I’m sitting in the library classroom at our university, where I teach my Narrative Writing class. The final exam is scheduled for 7:30 Wednesday morning, but I have offered to let students take the final exam this morning and get it out of the way. One caveat: they have to have their final project done when they come in for the final exam. What’s the final project? They are to write the first 50 pages for a novel, along with a storyline for the entire book.
For those who have written books before, the first 50 pages is no big deal. But for those who haven’t, it is monumental. Yesterday I had one of my students stop me in the library and ask me what to do about writer’s block. Trouble is, I have several answers for that. It comes down to what the problem is caused by. Is it a lack of ideas, too many other thoughts vying for our attention, or just a fear that our writing isn’t good enough? Each of them has a different solution.
If you have other things competing for your attention, say that essay for History that you need to finish, then by all means, finish it first. I tend to try to get everything out of my way and off my desk before I start writing. When I have a dozen projects vying for my attention, I get the easy stuff done first, then it is easy to concentrate on the big stuff. My boss and colleague says I am a very good multi-tasker, but that has come by necessity. It’s not about doing many things at once–I hate that–but getting stuff off the plate so I can concentrate on the big stuff.

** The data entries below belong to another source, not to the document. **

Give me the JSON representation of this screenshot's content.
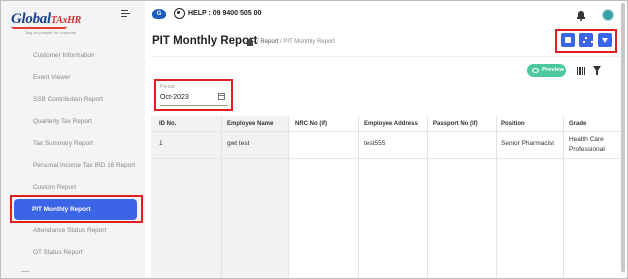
{
  "sidebar": {
    "logo": {
      "brand_main": "Global",
      "brand_tag": "TAxHR",
      "tagline": "Tag all people for success"
    },
    "items": [
      {
        "label": "Customer Information",
        "active": false
      },
      {
        "label": "Event Viewer",
        "active": false
      },
      {
        "label": "SSB Contribution Report",
        "active": false
      },
      {
        "label": "Quarterly Tax Report",
        "active": false
      },
      {
        "label": "Tax Summary Report",
        "active": false
      },
      {
        "label": "Personal Income Tax IRD 16 Report",
        "active": false
      },
      {
        "label": "Custom Report",
        "active": false
      },
      {
        "label": "PIT Monthly Report",
        "active": true
      },
      {
        "label": "Attendance Status Report",
        "active": false
      },
      {
        "label": "OT Status Report",
        "active": false
      }
    ]
  },
  "topbar": {
    "help": "HELP : 09 9400 505 00"
  },
  "page": {
    "title": "PIT Monthly Report",
    "breadcrumb": {
      "sep": "/",
      "report": "Report",
      "current": "PIT Monthly Report"
    },
    "preview_label": "Preview"
  },
  "filters": {
    "period_label": "Period",
    "period_value": "Oct-2023"
  },
  "table": {
    "columns": [
      "ID No.",
      "Employee Name",
      "NRC No (if)",
      "Employee Address",
      "Passport No (if)",
      "Position",
      "Grade"
    ],
    "rows": [
      {
        "id": "1",
        "name": "gwt test",
        "nrc": "",
        "address": "test555",
        "passport": "",
        "position": "Senior Pharmacist",
        "grade": "Health Care Professional"
      }
    ]
  },
  "colors": {
    "accent": "#3c64e6",
    "preview": "#4dc9a0",
    "highlight": "#e02020",
    "brand": "#1d3f91"
  }
}
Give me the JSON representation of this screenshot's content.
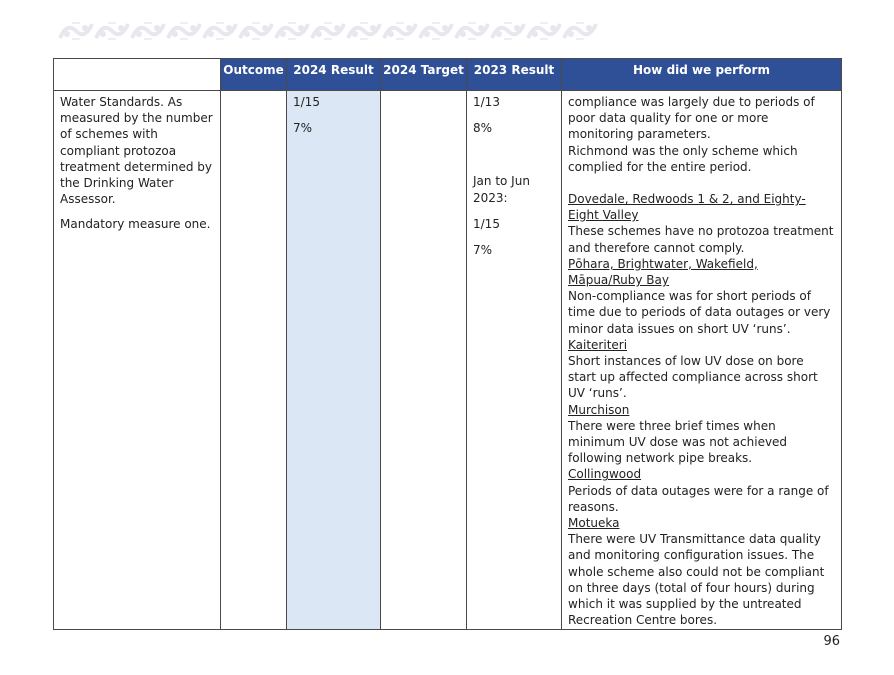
{
  "table": {
    "headers": {
      "outcome": "Outcome",
      "result_2024": "2024 Result",
      "target_2024": "2024 Target",
      "result_2023": "2023 Result",
      "how_performed": "How did we perform"
    },
    "measure": {
      "text": "Water Standards. As measured by the number of schemes with compliant protozoa treatment determined by the Drinking Water Assessor.",
      "mandatory": "Mandatory measure one."
    },
    "result_2024": {
      "count": "1/15",
      "percent": "7%"
    },
    "target_2024": "",
    "result_2023": {
      "count": "1/13",
      "percent": "8%",
      "period_label": "Jan to Jun 2023:",
      "period_count": "1/15",
      "period_percent": "7%"
    },
    "performance": {
      "intro": "compliance was largely due to periods of poor data quality for one or more monitoring parameters.",
      "richmond": "Richmond was the only scheme which complied for the entire period.",
      "sections": [
        {
          "heading": "Dovedale, Redwoods 1 & 2, and Eighty-Eight Valley",
          "text": "These schemes have no protozoa treatment and therefore cannot comply."
        },
        {
          "heading": "Pōhara, Brightwater, Wakefield, Māpua/Ruby Bay",
          "text": "Non-compliance was for short periods of time due to periods of data outages or very minor data issues on short UV ‘runs’."
        },
        {
          "heading": "Kaiteriteri",
          "text": "Short instances of low UV dose on bore start up affected compliance across short UV ‘runs’."
        },
        {
          "heading": "Murchison",
          "text": "There were three brief times when minimum UV dose was not achieved following network pipe breaks."
        },
        {
          "heading": "Collingwood",
          "text": "Periods of data outages were for a range of reasons."
        },
        {
          "heading": "Motueka",
          "text": "There were UV Transmittance data quality and monitoring configuration issues. The whole scheme also could not be compliant on three days (total of four hours) during which it was supplied by the untreated Recreation Centre bores."
        }
      ]
    }
  },
  "page_number": "96",
  "colors": {
    "header_bg": "#2f4f96",
    "shaded_column": "#dbe7f4",
    "banner_pattern": "#e6e8ee"
  }
}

If you have a lack of ideas, take a break and recharge your batteries. Student writers wonder why there is so much emphasis put on reading. Here’s why: reading not only shows you techniques and masterful mastery (like that one?) of characterization and dialogue, but it also give you ideas that you can steal and use as your own. The same goes for movies. One of my famous sayings is: “Every great idea I ever had I stole from someone else.” Solomon put it this way: “There is nothing new under the sun.” And that’s the truth. Pick up any recent great book and you will find a retelling of some story that may go all the way back to the Greeks–or before. It’s a matter of putting old wine in new wineskins.
If you have writer’s block because your mind keeps canceling out your ideas before they can be born, or you just can’t write that first sentence, then it’s your own fault. Cut yourself some slack. As I tell my students, give yourself permission to write “the crap draft.” Most of the time, going ahead and writing crappy stuff can lead to some pleasant surprises. Sometimes you look at your writing, and yes, it truly is horrible. But other times you will find, after you let it sit, that hey, it’s not as bad as I thought.
The student who stopped me in the library said that her problem was that she knew where she wanted to go with her story, but that she didn’t know how to get there. I told her to just push through it. Write the stuff, even if it isn’t the best that you’ve written. When you get to the other side, often you either see an easier way to get there, and can redo it, or you find that what you did was the best thing after all.
It’s like an obstacle course that you have to run through. When you get done, you look back and can see routes that you should have taken, and overall it doesn’t look as difficult as you remember it. But on the other hand, people are paying you to see you run it.
Writing isn’t easy, especially good writing. That’s why people pay to read your stuff. You get paid to take something that is difficult and make it seamless and articulate, appearing as if the story had always been just as they are reading it. Readers don’t know how much blood, sweat and tears goes into writing a book, and for the most part, they don’t care. They just want to enjoy the ride.
And it’s your job to give it to them, one way or another.